# Data extracts:

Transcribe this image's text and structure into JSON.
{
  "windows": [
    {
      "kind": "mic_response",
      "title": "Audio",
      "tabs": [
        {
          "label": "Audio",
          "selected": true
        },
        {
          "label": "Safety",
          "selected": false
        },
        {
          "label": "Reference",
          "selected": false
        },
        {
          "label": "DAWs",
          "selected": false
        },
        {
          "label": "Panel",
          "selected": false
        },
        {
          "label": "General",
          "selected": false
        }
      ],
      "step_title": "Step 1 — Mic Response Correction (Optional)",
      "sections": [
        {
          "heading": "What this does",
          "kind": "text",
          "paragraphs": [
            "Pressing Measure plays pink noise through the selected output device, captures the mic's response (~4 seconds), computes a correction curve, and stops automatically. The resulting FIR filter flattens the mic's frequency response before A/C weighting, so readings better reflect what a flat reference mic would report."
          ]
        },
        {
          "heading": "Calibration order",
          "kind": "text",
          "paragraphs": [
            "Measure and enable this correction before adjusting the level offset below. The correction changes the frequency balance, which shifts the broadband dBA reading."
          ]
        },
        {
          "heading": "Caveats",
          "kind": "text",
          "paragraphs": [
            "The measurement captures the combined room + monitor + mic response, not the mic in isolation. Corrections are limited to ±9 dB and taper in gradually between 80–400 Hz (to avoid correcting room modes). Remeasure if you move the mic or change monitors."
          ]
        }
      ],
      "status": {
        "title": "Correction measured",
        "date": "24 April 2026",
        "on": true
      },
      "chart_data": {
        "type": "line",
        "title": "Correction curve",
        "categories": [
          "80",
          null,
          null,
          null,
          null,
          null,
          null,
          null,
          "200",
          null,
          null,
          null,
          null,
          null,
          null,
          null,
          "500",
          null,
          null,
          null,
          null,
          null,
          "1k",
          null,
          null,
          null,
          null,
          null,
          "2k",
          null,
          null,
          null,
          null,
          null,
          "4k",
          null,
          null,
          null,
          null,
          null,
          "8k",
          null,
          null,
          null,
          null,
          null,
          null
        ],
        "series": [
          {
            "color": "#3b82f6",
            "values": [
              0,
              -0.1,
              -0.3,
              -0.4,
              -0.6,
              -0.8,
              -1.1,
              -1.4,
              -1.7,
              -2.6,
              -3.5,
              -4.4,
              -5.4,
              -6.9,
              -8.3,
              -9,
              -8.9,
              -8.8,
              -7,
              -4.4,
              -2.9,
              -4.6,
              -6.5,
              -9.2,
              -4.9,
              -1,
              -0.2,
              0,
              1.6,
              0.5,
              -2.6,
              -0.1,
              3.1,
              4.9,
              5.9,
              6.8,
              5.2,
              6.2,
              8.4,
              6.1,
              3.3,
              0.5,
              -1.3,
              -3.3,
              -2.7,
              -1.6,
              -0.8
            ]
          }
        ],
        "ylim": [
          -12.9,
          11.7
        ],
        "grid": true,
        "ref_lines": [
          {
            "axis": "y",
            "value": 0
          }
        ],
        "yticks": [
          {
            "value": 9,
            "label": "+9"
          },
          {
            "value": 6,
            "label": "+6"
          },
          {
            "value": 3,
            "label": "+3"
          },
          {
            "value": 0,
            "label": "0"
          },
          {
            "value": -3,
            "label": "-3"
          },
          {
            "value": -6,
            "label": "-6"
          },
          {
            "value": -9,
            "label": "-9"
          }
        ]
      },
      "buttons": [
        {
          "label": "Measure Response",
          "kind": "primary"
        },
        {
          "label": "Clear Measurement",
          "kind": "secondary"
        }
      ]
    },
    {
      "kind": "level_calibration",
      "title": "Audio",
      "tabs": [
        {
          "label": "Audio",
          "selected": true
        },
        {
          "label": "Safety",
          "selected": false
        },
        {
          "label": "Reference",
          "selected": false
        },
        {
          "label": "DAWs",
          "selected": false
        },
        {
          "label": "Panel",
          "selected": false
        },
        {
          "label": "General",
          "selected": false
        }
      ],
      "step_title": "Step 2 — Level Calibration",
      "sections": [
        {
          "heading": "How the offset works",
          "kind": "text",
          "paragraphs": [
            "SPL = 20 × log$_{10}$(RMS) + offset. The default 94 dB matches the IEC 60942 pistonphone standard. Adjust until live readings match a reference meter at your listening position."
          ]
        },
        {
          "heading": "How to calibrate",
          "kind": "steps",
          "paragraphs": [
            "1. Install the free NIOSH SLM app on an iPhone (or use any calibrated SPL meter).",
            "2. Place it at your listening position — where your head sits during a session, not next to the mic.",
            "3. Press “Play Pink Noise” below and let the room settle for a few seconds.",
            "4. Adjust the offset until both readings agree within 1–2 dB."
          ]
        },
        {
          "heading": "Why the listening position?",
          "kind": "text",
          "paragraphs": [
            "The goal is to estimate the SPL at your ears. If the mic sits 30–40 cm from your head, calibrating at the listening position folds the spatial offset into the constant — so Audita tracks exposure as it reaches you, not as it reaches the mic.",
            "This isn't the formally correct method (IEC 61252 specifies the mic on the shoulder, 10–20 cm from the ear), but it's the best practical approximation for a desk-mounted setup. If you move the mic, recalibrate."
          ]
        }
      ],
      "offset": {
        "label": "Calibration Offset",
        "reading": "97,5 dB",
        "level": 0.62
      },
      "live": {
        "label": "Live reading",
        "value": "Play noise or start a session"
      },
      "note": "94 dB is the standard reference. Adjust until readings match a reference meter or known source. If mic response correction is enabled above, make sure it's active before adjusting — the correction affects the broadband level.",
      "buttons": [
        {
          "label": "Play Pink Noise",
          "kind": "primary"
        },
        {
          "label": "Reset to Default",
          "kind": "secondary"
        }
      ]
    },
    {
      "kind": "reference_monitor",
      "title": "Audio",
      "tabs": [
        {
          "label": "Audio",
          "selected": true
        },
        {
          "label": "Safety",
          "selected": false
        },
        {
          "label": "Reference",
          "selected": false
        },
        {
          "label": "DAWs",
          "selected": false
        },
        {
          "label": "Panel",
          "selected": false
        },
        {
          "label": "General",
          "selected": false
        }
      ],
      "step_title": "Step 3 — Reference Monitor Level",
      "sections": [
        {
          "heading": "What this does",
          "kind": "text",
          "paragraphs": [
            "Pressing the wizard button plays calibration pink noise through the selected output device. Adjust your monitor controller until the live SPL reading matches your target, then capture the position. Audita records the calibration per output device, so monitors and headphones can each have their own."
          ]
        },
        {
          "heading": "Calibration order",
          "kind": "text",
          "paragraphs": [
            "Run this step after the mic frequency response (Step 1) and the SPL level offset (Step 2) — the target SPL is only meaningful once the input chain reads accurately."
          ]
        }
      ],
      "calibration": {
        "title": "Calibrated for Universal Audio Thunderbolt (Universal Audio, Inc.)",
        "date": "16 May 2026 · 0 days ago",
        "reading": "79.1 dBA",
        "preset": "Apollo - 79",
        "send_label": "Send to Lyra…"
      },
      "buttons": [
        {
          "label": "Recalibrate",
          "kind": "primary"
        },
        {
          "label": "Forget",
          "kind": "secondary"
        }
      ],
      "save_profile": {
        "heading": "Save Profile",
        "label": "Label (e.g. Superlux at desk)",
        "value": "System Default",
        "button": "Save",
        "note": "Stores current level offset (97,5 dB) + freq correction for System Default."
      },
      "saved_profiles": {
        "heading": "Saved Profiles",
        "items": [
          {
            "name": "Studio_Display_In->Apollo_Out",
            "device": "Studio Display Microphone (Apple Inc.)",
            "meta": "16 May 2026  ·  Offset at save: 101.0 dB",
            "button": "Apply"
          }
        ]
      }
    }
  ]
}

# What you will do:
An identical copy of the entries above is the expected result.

# Exercise answer:
Transcribe this image's text and structure into JSON.
{
  "windows": [
    {
      "kind": "mic_response",
      "title": "Audio",
      "tabs": [
        {
          "label": "Audio",
          "selected": true
        },
        {
          "label": "Safety",
          "selected": false
        },
        {
          "label": "Reference",
          "selected": false
        },
        {
          "label": "DAWs",
          "selected": false
        },
        {
          "label": "Panel",
          "selected": false
        },
        {
          "label": "General",
          "selected": false
        }
      ],
      "step_title": "Step 1 — Mic Response Correction (Optional)",
      "sections": [
        {
          "heading": "What this does",
          "kind": "text",
          "paragraphs": [
            "Pressing Measure plays pink noise through the selected output device, captures the mic's response (~4 seconds), computes a correction curve, and stops automatically. The resulting FIR filter flattens the mic's frequency response before A/C weighting, so readings better reflect what a flat reference mic would report."
          ]
        },
        {
          "heading": "Calibration order",
          "kind": "text",
          "paragraphs": [
            "Measure and enable this correction before adjusting the level offset below. The correction changes the frequency balance, which shifts the broadband dBA reading."
          ]
        },
        {
          "heading": "Caveats",
          "kind": "text",
          "paragraphs": [
            "The measurement captures the combined room + monitor + mic response, not the mic in isolation. Corrections are limited to ±9 dB and taper in gradually between 80–400 Hz (to avoid correcting room modes). Remeasure if you move the mic or change monitors."
          ]
        }
      ],
      "status": {
        "title": "Correction measured",
        "date": "24 April 2026",
        "on": true
      },
      "chart_data": {
        "type": "line",
        "title": "Correction curve",
        "categories": [
          "80",
          null,
          null,
          null,
          null,
          null,
          null,
          null,
          "200",
          null,
          null,
          null,
          null,
          null,
          null,
          null,
          "500",
          null,
          null,
          null,
          null,
          null,
          "1k",
          null,
          null,
          null,
          null,
          null,
          "2k",
          null,
          null,
          null,
          null,
          null,
          "4k",
          null,
          null,
          null,
          null,
          null,
          "8k",
          null,
          null,
          null,
          null,
          null,
          null
        ],
        "series": [
          {
            "color": "#3b82f6",
            "values": [
              0,
              -0.1,
              -0.3,
              -0.4,
              -0.6,
              -0.8,
              -1.1,
              -1.4,
              -1.7,
              -2.6,
              -3.5,
              -4.4,
              -5.4,
              -6.9,
              -8.3,
              -9,
              -8.9,
              -8.8,
              -7,
              -4.4,
              -2.9,
              -4.6,
              -6.5,
              -9.2,
              -4.9,
              -1,
              -0.2,
              0,
              1.6,
              0.5,
              -2.6,
              -0.1,
              3.1,
              4.9,
              5.9,
              6.8,
              5.2,
              6.2,
              8.4,
              6.1,
              3.3,
              0.5,
              -1.3,
              -3.3,
              -2.7,
              -1.6,
              -0.8
            ]
          }
        ],
        "ylim": [
          -12.9,
          11.7
        ],
        "grid": true,
        "ref_lines": [
          {
            "axis": "y",
            "value": 0
          }
        ],
        "yticks": [
          {
            "value": 9,
            "label": "+9"
          },
          {
            "value": 6,
            "label": "+6"
          },
          {
            "value": 3,
            "label": "+3"
          },
          {
            "value": 0,
            "label": "0"
          },
          {
            "value": -3,
            "label": "-3"
          },
          {
            "value": -6,
            "label": "-6"
          },
          {
            "value": -9,
            "label": "-9"
          }
        ]
      },
      "buttons": [
        {
          "label": "Measure Response",
          "kind": "primary"
        },
        {
          "label": "Clear Measurement",
          "kind": "secondary"
        }
      ]
    },
    {
      "kind": "level_calibration",
      "title": "Audio",
      "tabs": [
        {
          "label": "Audio",
          "selected": true
        },
        {
          "label": "Safety",
          "selected": false
        },
        {
          "label": "Reference",
          "selected": false
        },
        {
          "label": "DAWs",
          "selected": false
        },
        {
          "label": "Panel",
          "selected": false
        },
        {
          "label": "General",
          "selected": false
        }
      ],
      "step_title": "Step 2 — Level Calibration",
      "sections": [
        {
          "heading": "How the offset works",
          "kind": "text",
          "paragraphs": [
            "SPL = 20 × log$_{10}$(RMS) + offset. The default 94 dB matches the IEC 60942 pistonphone standard. Adjust until live readings match a reference meter at your listening position."
          ]
        },
        {
          "heading": "How to calibrate",
          "kind": "steps",
          "paragraphs": [
            "1. Install the free NIOSH SLM app on an iPhone (or use any calibrated SPL meter).",
            "2. Place it at your listening position — where your head sits during a session, not next to the mic.",
            "3. Press “Play Pink Noise” below and let the room settle for a few seconds.",
            "4. Adjust the offset until both readings agree within 1–2 dB."
          ]
        },
        {
          "heading": "Why the listening position?",
          "kind": "text",
          "paragraphs": [
            "The goal is to estimate the SPL at your ears. If the mic sits 30–40 cm from your head, calibrating at the listening position folds the spatial offset into the constant — so Audita tracks exposure as it reaches you, not as it reaches the mic.",
            "This isn't the formally correct method (IEC 61252 specifies the mic on the shoulder, 10–20 cm from the ear), but it's the best practical approximation for a desk-mounted setup. If you move the mic, recalibrate."
          ]
        }
      ],
      "offset": {
        "label": "Calibration Offset",
        "reading": "97,5 dB",
        "level": 0.62
      },
      "live": {
        "label": "Live reading",
        "value": "Play noise or start a session"
      },
      "note": "94 dB is the standard reference. Adjust until readings match a reference meter or known source. If mic response correction is enabled above, make sure it's active before adjusting — the correction affects the broadband level.",
      "buttons": [
        {
          "label": "Play Pink Noise",
          "kind": "primary"
        },
        {
          "label": "Reset to Default",
          "kind": "secondary"
        }
      ]
    },
    {
      "kind": "reference_monitor",
      "title": "Audio",
      "tabs": [
        {
          "label": "Audio",
          "selected": true
        },
        {
          "label": "Safety",
          "selected": false
        },
        {
          "label": "Reference",
          "selected": false
        },
        {
          "label": "DAWs",
          "selected": false
        },
        {
          "label": "Panel",
          "selected": false
        },
        {
          "label": "General",
          "selected": false
        }
      ],
      "step_title": "Step 3 — Reference Monitor Level",
      "sections": [
        {
          "heading": "What this does",
          "kind": "text",
          "paragraphs": [
            "Pressing the wizard button plays calibration pink noise through the selected output device. Adjust your monitor controller until the live SPL reading matches your target, then capture the position. Audita records the calibration per output device, so monitors and headphones can each have their own."
          ]
        },
        {
          "heading": "Calibration order",
          "kind": "text",
          "paragraphs": [
            "Run this step after the mic frequency response (Step 1) and the SPL level offset (Step 2) — the target SPL is only meaningful once the input chain reads accurately."
          ]
        }
      ],
      "calibration": {
        "title": "Calibrated for Universal Audio Thunderbolt (Universal Audio, Inc.)",
        "date": "16 May 2026 · 0 days ago",
        "reading": "79.1 dBA",
        "preset": "Apollo - 79",
        "send_label": "Send to Lyra…"
      },
      "buttons": [
        {
          "label": "Recalibrate",
          "kind": "primary"
        },
        {
          "label": "Forget",
          "kind": "secondary"
        }
      ],
      "save_profile": {
        "heading": "Save Profile",
        "label": "Label (e.g. Superlux at desk)",
        "value": "System Default",
        "button": "Save",
        "note": "Stores current level offset (97,5 dB) + freq correction for System Default."
      },
      "saved_profiles": {
        "heading": "Saved Profiles",
        "items": [
          {
            "name": "Studio_Display_In->Apollo_Out",
            "device": "Studio Display Microphone (Apple Inc.)",
            "meta": "16 May 2026  ·  Offset at save: 101.0 dB",
            "button": "Apply"
          }
        ]
      }
    }
  ]
}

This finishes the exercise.